The ride felt great! It's a pretty rolling (sometimes hilly) course... I was glad to feel strong the entire way. The final stretch of road (heading back to transition) was a mad headwind. I tried to get aero and spin out my legs, preparing for the run. As I got closer to the park, I could see leaders already running... including the lead female - very far ahead of me. As I rode toward T2, I heard someone tell me that I was 12 minutes back. Ok: good news = I'm the 2nd female... bad news = she's 12 minutes ahead.
Well, I had started this race with no "placing" expectations. Finishing amongst the leaders would be icing on the cake. I still had a 1/2 marathon to run! No time to begin goal setting now... finish STRONG!
Running actually felt good. I was not suffering. It felt nice to pump my arms and be upright. My legs were tired, but they responded when I asked them to run. Soon, I found myself behind Jay Hewitt (who I ended up following the whole run) and Pete Edge. I settled into a pace and made it to the 1st 5K mark ahead of schedule. Water, gel, keep running. *The run course at this race is essentially two times out and back.
Turned around and made my way back to the park. Now, I could feel the heat... I wasn't hot, but dehydration was beginning to set in. I started to think about how little I consumed during my ride. I think my body paid for it on the run! If depleted, my legs are prone to cramping... and I could feel the signs. Oh no, please not now!
I'm sure my pace slowed slightly after mile 8. Hum, it was either go a bit easier... or succumb to cramping. Because the run was a straight out and back stretch X 2, I was able to spot people many times. I saw Peter right behind the lead guys... and I saw the lead female, getting closer each time.
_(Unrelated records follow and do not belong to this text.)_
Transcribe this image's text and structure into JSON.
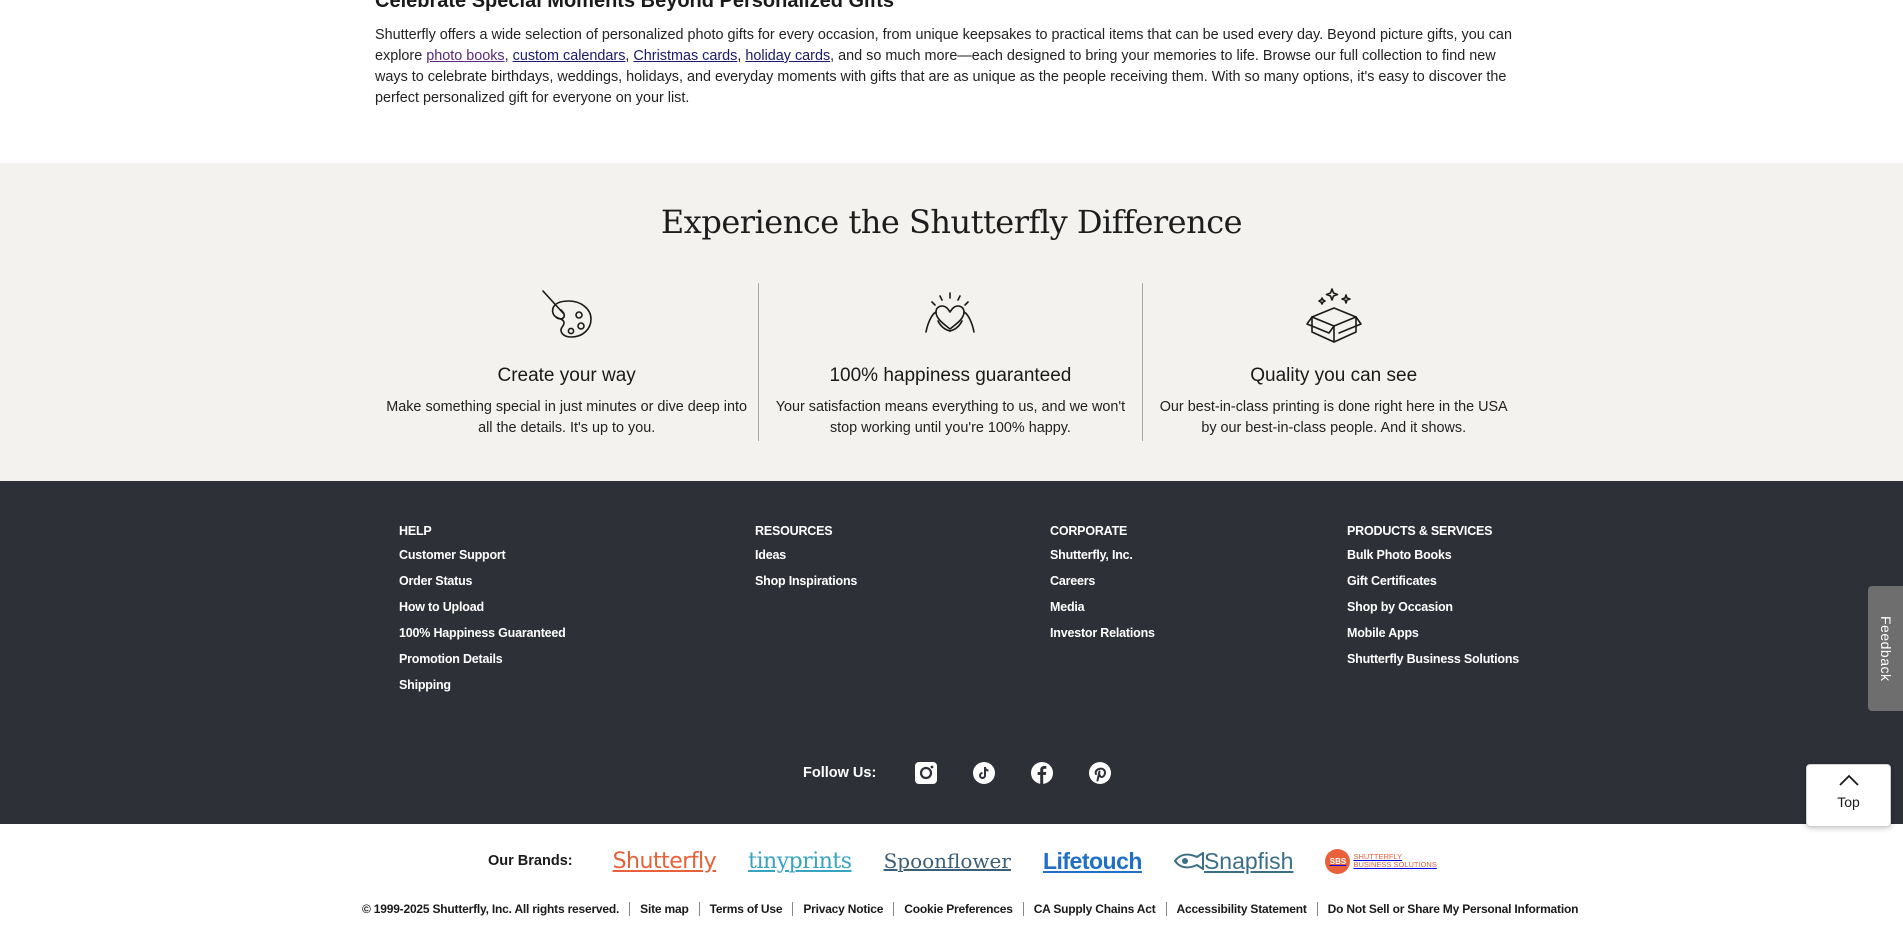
{
  "intro": {
    "title": "Celebrate Special Moments Beyond Personalized Gifts",
    "text_1": "Shutterfly offers a wide selection of personalized photo gifts for every occasion, from unique keepsakes to practical items that can be used every day. Beyond picture gifts, you can explore ",
    "link_photo_books": "photo books",
    "sep_1": ", ",
    "link_custom_calendars": "custom calendars",
    "sep_2": ", ",
    "link_christmas_cards": "Christmas cards",
    "sep_3": ", ",
    "link_holiday_cards": "holiday cards",
    "text_2": ", and so much more—each designed to bring your memories to life. Browse our full collection to find new ways to celebrate birthdays, weddings, holidays, and everyday moments with gifts that are as unique as the people receiving them. With so many options, it's easy to discover the perfect personalized gift for everyone on your list."
  },
  "difference": {
    "title": "Experience the Shutterfly Difference",
    "features": [
      {
        "icon": "palette-icon",
        "title": "Create your way",
        "text": "Make something special in just minutes or dive deep into all the details. It's up to you."
      },
      {
        "icon": "heart-hands-icon",
        "title": "100% happiness guaranteed",
        "text": "Your satisfaction means everything to us, and we won't stop working until you're 100% happy."
      },
      {
        "icon": "sparkle-box-icon",
        "title": "Quality you can see",
        "text": "Our best-in-class printing is done right here in the USA by our best-in-class people. And it shows."
      }
    ]
  },
  "footer": {
    "help": {
      "title": "HELP",
      "links": [
        "Customer Support",
        "Order Status",
        "How to Upload",
        "100% Happiness Guaranteed",
        "Promotion Details",
        "Shipping"
      ]
    },
    "resources": {
      "title": "RESOURCES",
      "links": [
        "Ideas",
        "Shop Inspirations"
      ]
    },
    "corporate": {
      "title": "CORPORATE",
      "links": [
        "Shutterfly, Inc.",
        "Careers",
        "Media",
        "Investor Relations"
      ]
    },
    "products": {
      "title": "PRODUCTS & SERVICES",
      "links": [
        "Bulk Photo Books",
        "Gift Certificates",
        "Shop by Occasion",
        "Mobile Apps",
        "Shutterfly Business Solutions"
      ]
    },
    "follow_label": "Follow Us:",
    "social_icons": [
      "instagram-icon",
      "tiktok-icon",
      "facebook-icon",
      "pinterest-icon"
    ]
  },
  "brands": {
    "label": "Our Brands:",
    "shutterfly": "Shutterfly",
    "tinyprints": "tinyprints",
    "spoonflower": "Spoonflower",
    "lifetouch": "Lifetouch",
    "snapfish": "Snapfish",
    "sbs_badge": "SBS",
    "sbs_line1": "SHUTTERFLY",
    "sbs_line2": "BUSINESS SOLUTIONS"
  },
  "legal": {
    "copyright": "© 1999-2025 Shutterfly, Inc. All rights reserved.",
    "links": [
      "Site map",
      "Terms of Use",
      "Privacy Notice",
      "Cookie Preferences",
      "CA Supply Chains Act",
      "Accessibility Statement",
      "Do Not Sell or Share My Personal Information"
    ]
  },
  "widgets": {
    "feedback": "Feedback",
    "top": "Top"
  },
  "colors": {
    "difference_bg": "#f3f2ef",
    "footer_bg": "#2e3038",
    "brand_orange": "#e8613a",
    "link_navy": "#1a1a6e"
  }
}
I was chipping away at her lead, but I was in no physical shape to surge & close the gap.
The last mile was tough - inside the park - and up that AUGH! awful hill to cross the finish line. I had been talking to my legs, asking them to hold off on the cramping. Well, RIGHT when I stopped, they seized and I pretty much couldn't walk. I was smiling, so glad to be finished! AND, proud of myself for coming within 1:30 of the 1st female (making up some serious time... mmm hum, that catch-up game!)
They helped me to the medical tent. Got me hooked up on an IV... and as I was lying there, Peter came over to my cot. He congratulated me on a great race, then asked what I had ordered?! What? He said, "I highly recommend the IV bags, they are Great!"
So, it turns out that a lady, not racing in the Elite division, had a fast day. Therefore, I ended up 3rd OA! I was honestly so excited about the whole day. And I won some $$, not bad.
- seriously, become a faster swimmer
- learn to sight (sun, what glare? ;)
- duh! Transitions are part of the race too!
- drink, don't burp, get fluids down the hatch and keep them there.
- keeping fluids down on the bike could prevent walking through drink stations on the run.
- I will do this distance again!
Other happenings since that race:
I realized that I'm way too dependant on Microsoft Office Outlook. If it's on my calendar, I plan for it and show up. If it's not on my calendar, I probably won't be there. If it's noted on the wrong date... I might almost miss my Best Friend's Wedding!
*Ok, a story for another day. I'm going to go clear my head with a short run.... might do a half marathon this weekend.